Fortune magazine has a long story on the troubles at famed class-action law firm Milberg Weiss, which was recently indicted for allegedly paying the plaintiffs in their cases millions of dollars in illegal kickbacks. Interestingly, it was a case of art-related insurance fraud that put in motion the chain of events that led to the indictment.
As Fortune tells the story, it all started with a report of domestic abuse in a Cleveland suburb in 1996. The alleged abuser was James Little, an attorney with Arter & Hadden, a large (but now defunct) Cleveland firm. The complainant mentioned to police that Little, in addition to having a serious crack habit, was also in possession of millions of dollars worth of stolen paintings. In February 1997, Little struck an immunity deal and led the FBI to a storage locker rented by his mother. Inside were Picasso's "Nude Before a Mirror" and Monet's "The Customs Officer's Cabin in Pourville." Little said he had brought the paintings to Ohio after having been given them to hold for "safekeeping" several years earlier by a former colleague in Los Angeles, an entertainment lawyer named James Tierney, who in turn had taken possession of them as part of an insurance scam pulled off by a retired eye surgeon named Steven Cooperman. Cooperman had reported the two paintings stolen from his Brentwood home in 1992 (by which time he had served as lead plaintiff in dozens of Milberg Weiss lawsuits). He was deeply in debt and facing foreclosure on his house when the paintings disappeared:
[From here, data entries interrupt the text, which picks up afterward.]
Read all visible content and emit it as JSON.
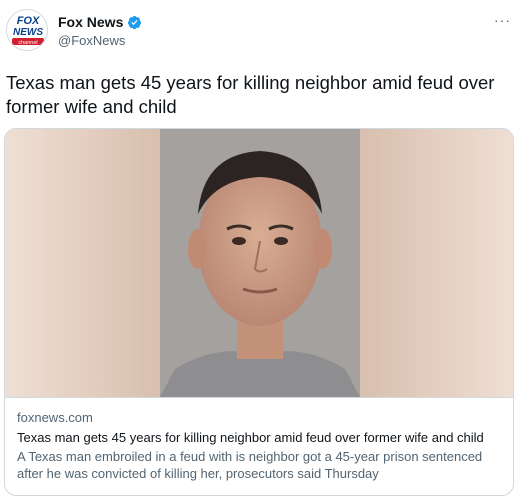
{
  "account": {
    "display_name": "Fox News",
    "handle": "@FoxNews",
    "verified": true,
    "avatar_text": [
      "FOX",
      "NEWS",
      "channel"
    ],
    "avatar_colors": {
      "blue": "#0b3f8c",
      "red": "#d21f2f"
    }
  },
  "header": {
    "more_label": "···"
  },
  "tweet": {
    "text": "Texas man gets 45 years for killing neighbor amid feud over former wife and child"
  },
  "card": {
    "domain": "foxnews.com",
    "title": "Texas man gets 45 years for killing neighbor amid feud over former wife and child",
    "description": "A Texas man embroiled in a feud with is neighbor got a 45-year prison sentenced after he was convicted of killing her, prosecutors said Thursday",
    "image_alt": "mugshot photo"
  },
  "colors": {
    "text_primary": "#0f1419",
    "text_secondary": "#536471",
    "border": "#cfd9de",
    "verified_blue": "#1d9bf0"
  }
}
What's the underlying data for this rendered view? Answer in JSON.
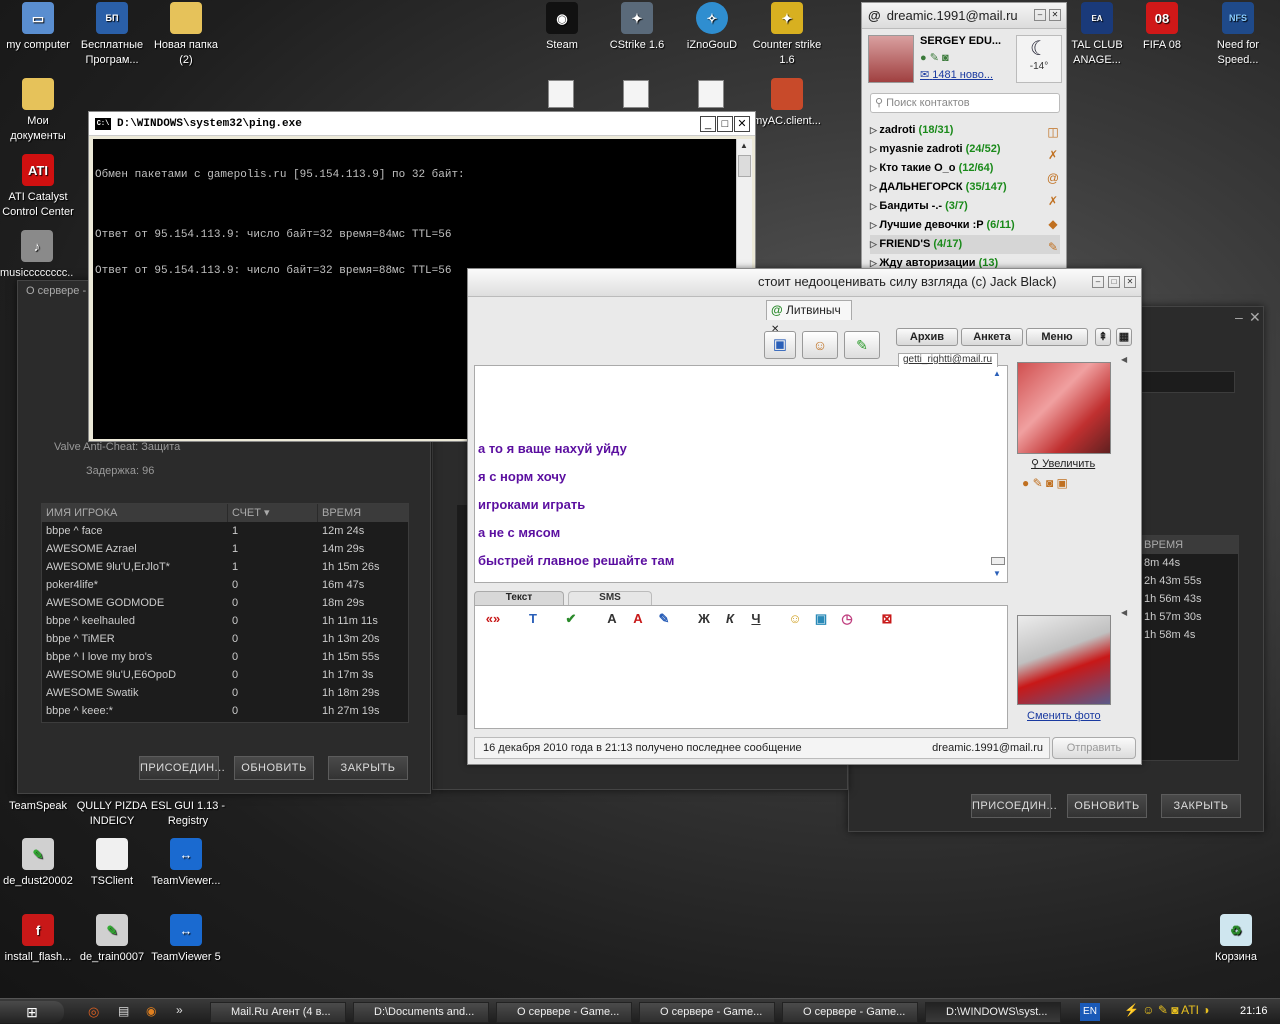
{
  "desktop_icons": [
    {
      "label": "my computer",
      "icon": "computer-icon"
    },
    {
      "label": "Бесплатные Програм...",
      "icon": "program-icon"
    },
    {
      "label": "Новая папка (2)",
      "icon": "folder-icon"
    },
    {
      "label": "Мои документы",
      "icon": "documents-icon"
    },
    {
      "label": "ATI Catalyst Control Center",
      "icon": "ati-icon"
    },
    {
      "label": "musicccccccc...",
      "icon": "music-icon"
    },
    {
      "label": "Steam",
      "icon": "steam-icon"
    },
    {
      "label": "CStrike 1.6",
      "icon": "cstrike-icon"
    },
    {
      "label": "iZnoGouD",
      "icon": "iznogoud-icon"
    },
    {
      "label": "Counter strike 1.6",
      "icon": "counter-strike-icon"
    },
    {
      "label": "myAC.client...",
      "icon": "file-icon"
    },
    {
      "label": "TAL CLUB ANAGE...",
      "icon": "totalclub-icon"
    },
    {
      "label": "FIFA 08",
      "icon": "fifa-icon"
    },
    {
      "label": "Need for Speed...",
      "icon": "nfs-icon"
    },
    {
      "label": "TeamSpeak",
      "icon": "teamspeak-icon"
    },
    {
      "label": "QULLY PIZDA INDEICY",
      "icon": "file-icon"
    },
    {
      "label": "ESL GUI 1.13 - Registry",
      "icon": "file-icon"
    },
    {
      "label": "de_dust20002",
      "icon": "map-icon"
    },
    {
      "label": "TSClient",
      "icon": "tsclient-icon"
    },
    {
      "label": "TeamViewer...",
      "icon": "teamviewer-icon"
    },
    {
      "label": "install_flash...",
      "icon": "flash-icon"
    },
    {
      "label": "de_train0007",
      "icon": "map-icon"
    },
    {
      "label": "TeamViewer 5",
      "icon": "teamviewer-icon"
    },
    {
      "label": "Корзина",
      "icon": "recycle-bin-icon"
    }
  ],
  "server_window_left": {
    "title": "О сервере -",
    "vac_label": "Valve Anti-Cheat:",
    "vac_value": "Защита",
    "latency_label": "Задержка:",
    "latency_value": "96",
    "columns": [
      "ИМЯ ИГРОКА",
      "СЧЕТ",
      "ВРЕМЯ"
    ],
    "players": [
      {
        "name": "bbpe ^ face",
        "score": "1",
        "time": "12m 24s"
      },
      {
        "name": "AWESOME Azrael",
        "score": "1",
        "time": "14m 29s"
      },
      {
        "name": "AWESOME 9lu'U,ErJloT*",
        "score": "1",
        "time": "1h 15m 26s"
      },
      {
        "name": "poker4life*",
        "score": "0",
        "time": "16m 47s"
      },
      {
        "name": "AWESOME GODMODE",
        "score": "0",
        "time": "18m 29s"
      },
      {
        "name": "bbpe ^ keelhauled",
        "score": "0",
        "time": "1h 11m 11s"
      },
      {
        "name": "bbpe ^ TiMER",
        "score": "0",
        "time": "1h 13m 20s"
      },
      {
        "name": "bbpe ^ I love my bro's",
        "score": "0",
        "time": "1h 15m 55s"
      },
      {
        "name": "AWESOME 9lu'U,E6OpoD",
        "score": "0",
        "time": "1h 17m 3s"
      },
      {
        "name": "AWESOME Swatik",
        "score": "0",
        "time": "1h 18m 29s"
      },
      {
        "name": "bbpe ^ keee:*",
        "score": "0",
        "time": "1h 27m 19s"
      }
    ],
    "buttons": [
      "ПРИСОЕДИН...",
      "ОБНОВИТЬ",
      "ЗАКРЫТЬ"
    ]
  },
  "server_window_right": {
    "column": "ВРЕМЯ",
    "times": [
      "8m 44s",
      "2h 43m 55s",
      "1h 56m 43s",
      "1h 57m 30s",
      "1h 58m 4s"
    ],
    "buttons": [
      "ПРИСОЕДИН...",
      "ОБНОВИТЬ",
      "ЗАКРЫТЬ"
    ]
  },
  "ping_window": {
    "title": "D:\\WINDOWS\\system32\\ping.exe",
    "lines": [
      "Обмен пакетами с gamepolis.ru [95.154.113.9] по 32 байт:",
      "",
      "Ответ от 95.154.113.9: число байт=32 время=84мс TTL=56",
      "Ответ от 95.154.113.9: число байт=32 время=88мс TTL=56"
    ]
  },
  "agent": {
    "account": "dreamic.1991@mail.ru",
    "user_name": "SERGEY EDU...",
    "new_mail": "1481 ново...",
    "weather": "-14°",
    "search_placeholder": "Поиск контактов",
    "groups": [
      {
        "name": "zadroti",
        "count": "(18/31)"
      },
      {
        "name": "myasnie zadroti",
        "count": "(24/52)"
      },
      {
        "name": "Кто такие О_о",
        "count": "(12/64)"
      },
      {
        "name": "ДАЛЬНЕГОРСК",
        "count": "(35/147)"
      },
      {
        "name": "Бандиты -.-",
        "count": "(3/7)"
      },
      {
        "name": "Лучшие девочки :P",
        "count": "(6/11)"
      },
      {
        "name": "FRIEND'S",
        "count": "(4/17)"
      },
      {
        "name": "Жду авторизации",
        "count": "(13)"
      }
    ]
  },
  "chat": {
    "title": "стоит недооценивать силу взгляда (с) Jack Black)",
    "tab": "Литвиныч",
    "buttons": {
      "archive": "Архив",
      "profile": "Анкета",
      "menu": "Меню"
    },
    "contact_email": "getti_rightti@mail.ru",
    "zoom_link": "Увеличить",
    "messages": [
      "а то я ваще нахуй уйду",
      "я с норм хочу",
      "игроками играть",
      "а не с мясом",
      "быстрей главное решайте там"
    ],
    "input_tabs": [
      "Текст",
      "SMS"
    ],
    "change_photo": "Сменить фото",
    "status": "16 декабря 2010 года в 21:13 получено последнее сообщение",
    "sender": "dreamic.1991@mail.ru",
    "send_button": "Отправить"
  },
  "taskbar": {
    "tasks": [
      "Mail.Ru Агент (4 в...",
      "D:\\Documents and...",
      "О сервере - Game...",
      "О сервере - Game...",
      "О сервере - Game...",
      "D:\\WINDOWS\\syst..."
    ],
    "language": "EN",
    "clock": "21:16"
  }
}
"Police were immediately suspicious. Nothing else was missing, there was no sign of forced entry, and the ... alarm system hadn't made a sound. But the doctor had an alibi: He and his third wife had been vacationing on the New Jersey shore. The theft, of course, was faked. Cooperman had enlisted his lawyer friend Tierney, who agreed, as Tierney later put it, to 'help him bury the body.' Cooperman gave him the keys and the alarm code for the house; Tierney made off with the paintings after the doctor left for vacation."
Cooperman filed an insurance claim for $12.5 million. Initially, the insurance companies refused to pay, but Cooperman sued for the full $12.5 million plus punitive damages. The case soon settled for $17.5 million, and the paintings remained missing for five years, when the domestic abuse complaint led police to James Little's chatty girlfriend. Little then led the FBI to Tierney, who in turn led them to Cooperman, who in 1999 was convicted in Los Angeles of insurance fraud.
"Facing up to ten years in prison, he was released on a $10 million bond .... He hired a new lawyer, ... who raised the idea of cutting a deal with prosecutors to reduce his client's prison time. Did Cooperman know anything - anything big - that might be of interest to the federal government? ... As it turned out, Cooperman did know something big: the secrets of Milberg Weiss."